Seahawks' loss sets them up to turn over division title
The Cardinals, the heir apparent to the division throne, were good enough on offense that the return from injury of quarterback Matt Hasselbeck and wide receiver Deion Branch couldn't make enough of a difference.
Seattle Times staff reporter
Game as their effort was Sunday at Qwest Field, the Seahawks must now face the reality that winning the NFC West for a fifth straight season is out of reach after their 26-20 loss to the Arizona Cardinals.
Not that the Seahawks didn't make it interesting in fighting back from a 19-point deficit in the fourth quarter. Rather, the Cardinals allowed the rally to happen with a couple of ill-timed penalties and turnovers, setting the game up for a thrilling finish.

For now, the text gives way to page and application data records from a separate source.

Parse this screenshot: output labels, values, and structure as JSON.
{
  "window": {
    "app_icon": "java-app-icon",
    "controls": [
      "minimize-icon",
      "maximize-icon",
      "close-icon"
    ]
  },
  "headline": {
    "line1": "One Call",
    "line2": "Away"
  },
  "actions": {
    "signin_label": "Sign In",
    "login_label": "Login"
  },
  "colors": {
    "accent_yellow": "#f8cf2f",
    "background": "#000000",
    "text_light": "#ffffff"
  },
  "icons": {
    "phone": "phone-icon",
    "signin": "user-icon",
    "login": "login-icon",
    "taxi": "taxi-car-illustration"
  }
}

The Seahawks got the ball with 2:05 left to play with a chance to score the go-ahead touchdown.
Their final drive was stopped after one play, quarterback Matt Hasselbeck being picked off by Arizona's Dominique Rodgers-Cromartie, and the Cardinals ran out the clock.
"Too little too late, but I love them," coach Mike Holmgren said of his players. "Now our goals have changed. We came into the season with very high expectations. It's been a difficult season."
One that will fall short of the Seahawks' expectations. The Cardinals, the heir apparent to the division throne, were good enough on offense that the return from injury of quarterback Matt Hasselbeck and wide receiver Deion Branch, while uplifting, couldn't make enough of a difference. The Seahawks lost their fourth home game and dropped to 2-8.
Seattle hasn't had this bad a record since they were 1-9 after 10 games in 1992, when they finished 2-14. The two worst records in team history were 2-12 in 1976, the inaugural season, and the 1992 season.
"That's something that we had got accustomed to," left tackle Walter Jones said about the Seahawks' four straight NFC West titles. "You take your hat off to Arizona. They've been trying for a long time to get over. ... All we can do now is keep fighting."
So it will go for the rest of this season — the Seahawks fighting to salvage pride and get some wins. There were moral victories Sunday, but the victory on the scoreboard didn't come in what Holmgren called a must-win game at the end of last week.
Quarterback Kurt Warner sizzled in the first half, completing 22 of 27 passes for 251 yards and leading Arizona (7-3) on scoring drives with their first two possessions. All Warner had to do was get the ball in the vicinity of his two favorite targets, wide receivers Anquan Boldin and Larry Fitzgerald, and the star tandem did the rest.
Boldin and Fitzgerald took advantage of the Seahawks' soft coverage in the middle of the field and on short sideline passes, not to mention their major size advantage over Seahawks cornerbacks Josh Wilson and Kelly Jennings. Warner finished with 395 yards and Boldin and Fitzgerald combined to catch 23 passes for 337 of those yards.
"They make good plays and then you have to make great plays," Wilson said.
The Seahawks didn't make enough. They trailed 13-0 and couldn't stop the Cardinals offense until late in the second quarter, when Wilson jumped the route on a pass for Jerheme Urban, got the interception and ran it back 58 yards.
That set up Hasselbeck's short touchdown pass to Maurice Morris, who zigzagged his way into the end zone. But the Cardinals managed a field goal as the first half ended and led 16-7.
The Cardinals' lead bulged to 19 after three quarters, then the Seahawks surged into the game. Trailing 26-7, the Seahawks had third-and-goal from the Arizona 3. Hasselbeck's pass for Koren Robinson was intercepted in the end zone by the Cardinals' Karlos Dansby, but tight end John Carlson knocked the ball out of Dansby's hands and Jones recovered for Seattle. Given another chance to score, the Seahawks did, T.J. Duckett doing the honors with a 1-yard run.
Moments later, Seahawks defensive tackle Brandon Mebane sacked Warner and forced a fumble that Darryl Tapp recovered. It took the Seahawks five plays from the Arizona 14 to score another touchdown.
The Seattle defense rose up and gave the offense two more cracks at a drive, one at the 5:38 mark of the fourth and the other at 2:05. But the Seahawks couldn't take advantage.
"It kind of went our way in the second half, but somebody had to win or lose," linebacker Julian Peterson said. "They found a way to close it out."
José Miguel Romero: 206-464-2409 or email@example.com
|Anquan Boldin had the third-largest receiving game ever against Seahawks.|
|243||Wes Chandler, San Diego||Sept. 15, 1985|
|195||Al Toon, New York Jets||Nov. 2, 1986|
|186||Anquan Boldin, Arizona||Nov. 16, 2008|
|173||Marcus Allen, L.A. Raiders||Oct. 7, 1984|
Copyright © 2008 The Seattle Times Company
UPDATE - 07:23 AM
NFL, union resume labor talks at mediator's office